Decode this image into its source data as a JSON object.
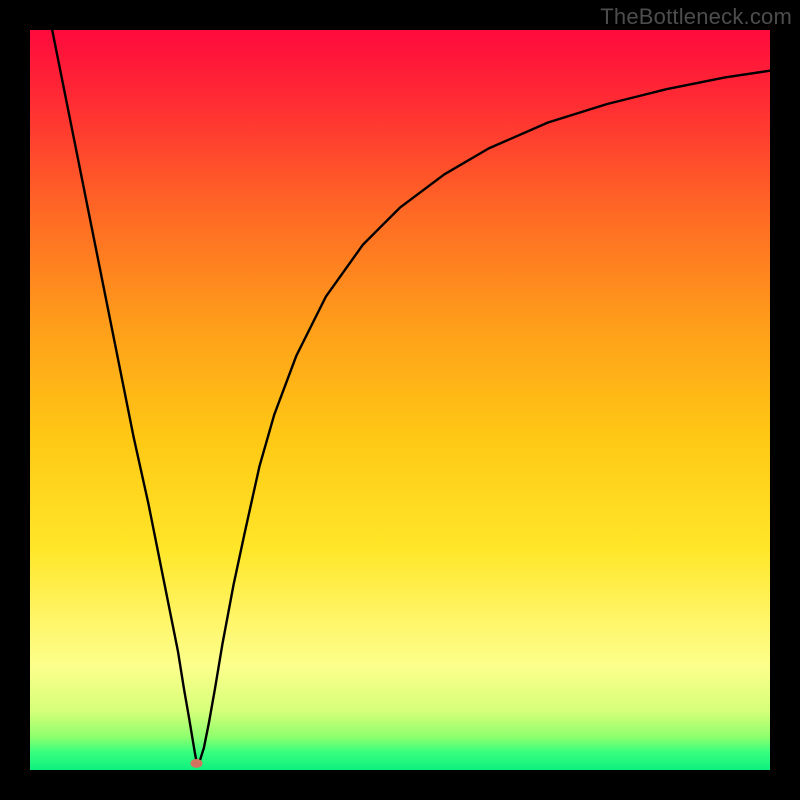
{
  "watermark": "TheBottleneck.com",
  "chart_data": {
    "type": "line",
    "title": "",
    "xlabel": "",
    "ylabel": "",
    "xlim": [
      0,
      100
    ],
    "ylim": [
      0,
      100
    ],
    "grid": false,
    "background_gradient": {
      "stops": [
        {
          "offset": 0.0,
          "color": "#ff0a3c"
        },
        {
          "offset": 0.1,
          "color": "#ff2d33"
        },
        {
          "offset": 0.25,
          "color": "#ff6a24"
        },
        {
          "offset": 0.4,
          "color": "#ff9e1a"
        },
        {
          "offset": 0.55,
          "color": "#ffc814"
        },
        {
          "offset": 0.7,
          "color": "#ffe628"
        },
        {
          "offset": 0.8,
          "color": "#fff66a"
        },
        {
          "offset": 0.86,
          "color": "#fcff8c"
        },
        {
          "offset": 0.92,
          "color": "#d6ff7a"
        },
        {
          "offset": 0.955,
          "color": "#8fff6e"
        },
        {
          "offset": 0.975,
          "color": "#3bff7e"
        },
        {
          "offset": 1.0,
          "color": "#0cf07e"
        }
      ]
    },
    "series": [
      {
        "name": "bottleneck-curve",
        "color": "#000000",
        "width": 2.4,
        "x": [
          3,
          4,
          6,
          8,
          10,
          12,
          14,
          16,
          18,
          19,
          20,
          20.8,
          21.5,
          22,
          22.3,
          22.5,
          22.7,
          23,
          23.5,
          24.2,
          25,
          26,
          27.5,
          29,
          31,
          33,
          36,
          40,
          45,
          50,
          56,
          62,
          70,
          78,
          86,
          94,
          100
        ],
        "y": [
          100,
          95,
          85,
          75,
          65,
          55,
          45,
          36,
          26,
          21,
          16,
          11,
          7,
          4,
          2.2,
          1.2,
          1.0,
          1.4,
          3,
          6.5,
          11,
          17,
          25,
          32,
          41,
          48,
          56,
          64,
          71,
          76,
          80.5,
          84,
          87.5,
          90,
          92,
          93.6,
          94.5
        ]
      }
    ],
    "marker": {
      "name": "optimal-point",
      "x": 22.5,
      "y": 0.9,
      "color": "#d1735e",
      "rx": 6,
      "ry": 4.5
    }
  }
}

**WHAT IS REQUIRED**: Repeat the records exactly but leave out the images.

**WRITTEN ANSWER**:
Decode this image into its source data as a JSON object.
{
  "watermark": "TheBottleneck.com",
  "chart_data": {
    "type": "line",
    "title": "",
    "xlabel": "",
    "ylabel": "",
    "xlim": [
      0,
      100
    ],
    "ylim": [
      0,
      100
    ],
    "grid": false,
    "background_gradient": {
      "stops": [
        {
          "offset": 0.0,
          "color": "#ff0a3c"
        },
        {
          "offset": 0.1,
          "color": "#ff2d33"
        },
        {
          "offset": 0.25,
          "color": "#ff6a24"
        },
        {
          "offset": 0.4,
          "color": "#ff9e1a"
        },
        {
          "offset": 0.55,
          "color": "#ffc814"
        },
        {
          "offset": 0.7,
          "color": "#ffe628"
        },
        {
          "offset": 0.8,
          "color": "#fff66a"
        },
        {
          "offset": 0.86,
          "color": "#fcff8c"
        },
        {
          "offset": 0.92,
          "color": "#d6ff7a"
        },
        {
          "offset": 0.955,
          "color": "#8fff6e"
        },
        {
          "offset": 0.975,
          "color": "#3bff7e"
        },
        {
          "offset": 1.0,
          "color": "#0cf07e"
        }
      ]
    },
    "series": [
      {
        "name": "bottleneck-curve",
        "color": "#000000",
        "width": 2.4,
        "x": [
          3,
          4,
          6,
          8,
          10,
          12,
          14,
          16,
          18,
          19,
          20,
          20.8,
          21.5,
          22,
          22.3,
          22.5,
          22.7,
          23,
          23.5,
          24.2,
          25,
          26,
          27.5,
          29,
          31,
          33,
          36,
          40,
          45,
          50,
          56,
          62,
          70,
          78,
          86,
          94,
          100
        ],
        "y": [
          100,
          95,
          85,
          75,
          65,
          55,
          45,
          36,
          26,
          21,
          16,
          11,
          7,
          4,
          2.2,
          1.2,
          1.0,
          1.4,
          3,
          6.5,
          11,
          17,
          25,
          32,
          41,
          48,
          56,
          64,
          71,
          76,
          80.5,
          84,
          87.5,
          90,
          92,
          93.6,
          94.5
        ]
      }
    ],
    "marker": {
      "name": "optimal-point",
      "x": 22.5,
      "y": 0.9,
      "color": "#d1735e",
      "rx": 6,
      "ry": 4.5
    }
  }
}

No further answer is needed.